Of course downloading a 10-minute music video is comparable to pledging to read a 1000-page, very dense difficult novel.
But forget the facile Thriller–Infinite Jest comparison and consider that Infinite Summer is a website, which still in this day and age is very much different from a top-down, cable-TV-fueled "Media Event." Not to mention, the fact that someone could put Infinite Summer together several months after Wallace died must show some depth to the feelings that his death generated, both in his loyal reading public and those to whom Wallace was merely an object of curiosity.
In the same post, Kaufman goes on to semi-bash political blogger Ezra Klein for considering himself part of Wallace's generation, despite a 20-year age gap. Kaufman then inadvertently gives a great reason for reading Wallace's masterpiece:
Note that I’m not criticizing Klein for being born in a time of cultural plenty—I would rather not have spent the better part of a decade searching for this in vain—I’m merely pointing out that his inclusion of Foster Wallace [sic] among his contemporaries dumbfounds me . . . unless I chalk it up to the novel instead of the man. Wallace might not be Klein’s contemporary, but Infinite Jest could be. Now that I’m reading it again, I’m struck by how contemporary it feels. Everything that annoyed me about it in 1996 still annoys me now—the footnotes, subsidized time, the too-frequent self-indulgent sentence—but everything that felt new in 1996 still feels new now.

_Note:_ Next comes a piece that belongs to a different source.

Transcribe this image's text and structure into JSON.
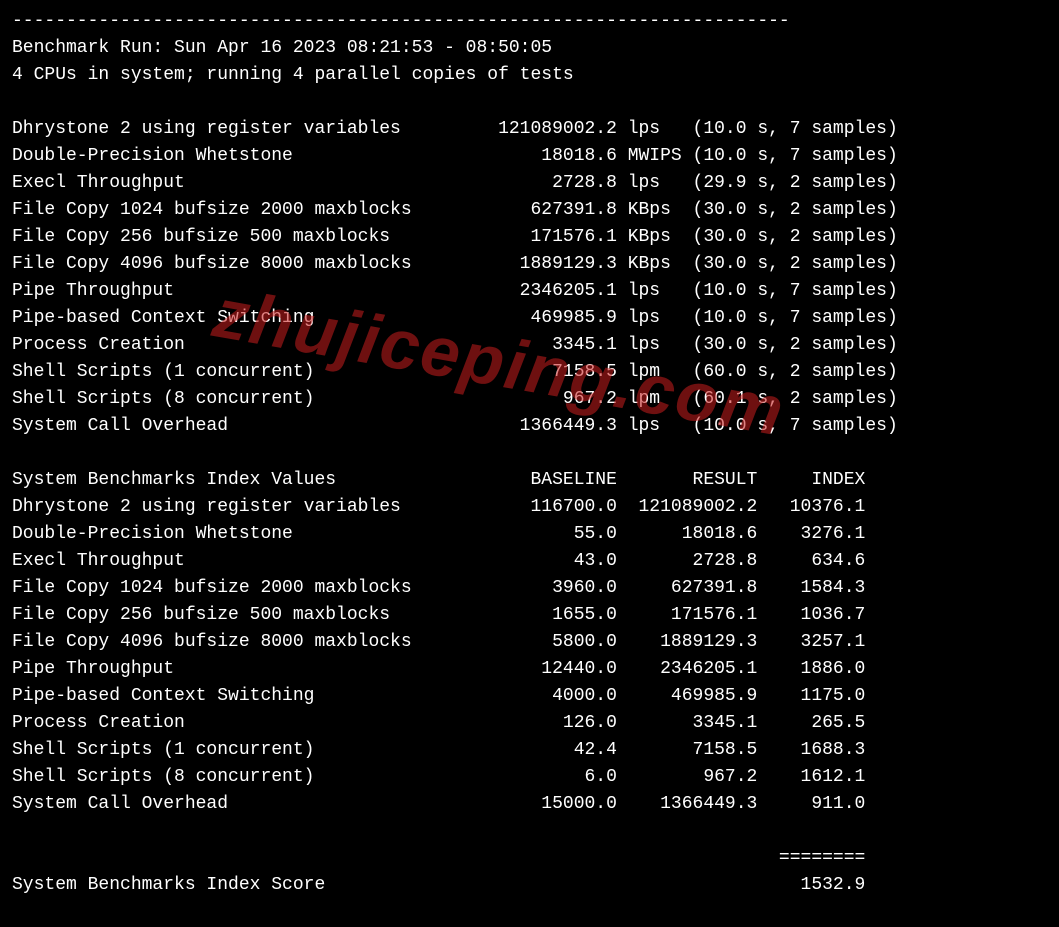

There are various reasons for why what was new in 1996 can still feel new now, and among them is that Wallace nailed America in Infinite Jest. He nailed it in 1996 when IJ was written, and he's still nailing it now because this country is still screwed up in the same ways Wallace diagnosed 13 years ago (albeit far more closer to the nadir at this point). I'd imagine that this, and not the media treatment (which, at any rate, has generally been more concerned with suicide references in his novels and the unfinished manuscript than the substance of Infinite Jest) better explains why so many people have expressed a sincere interest in reading Infinite Jest since Wallace died.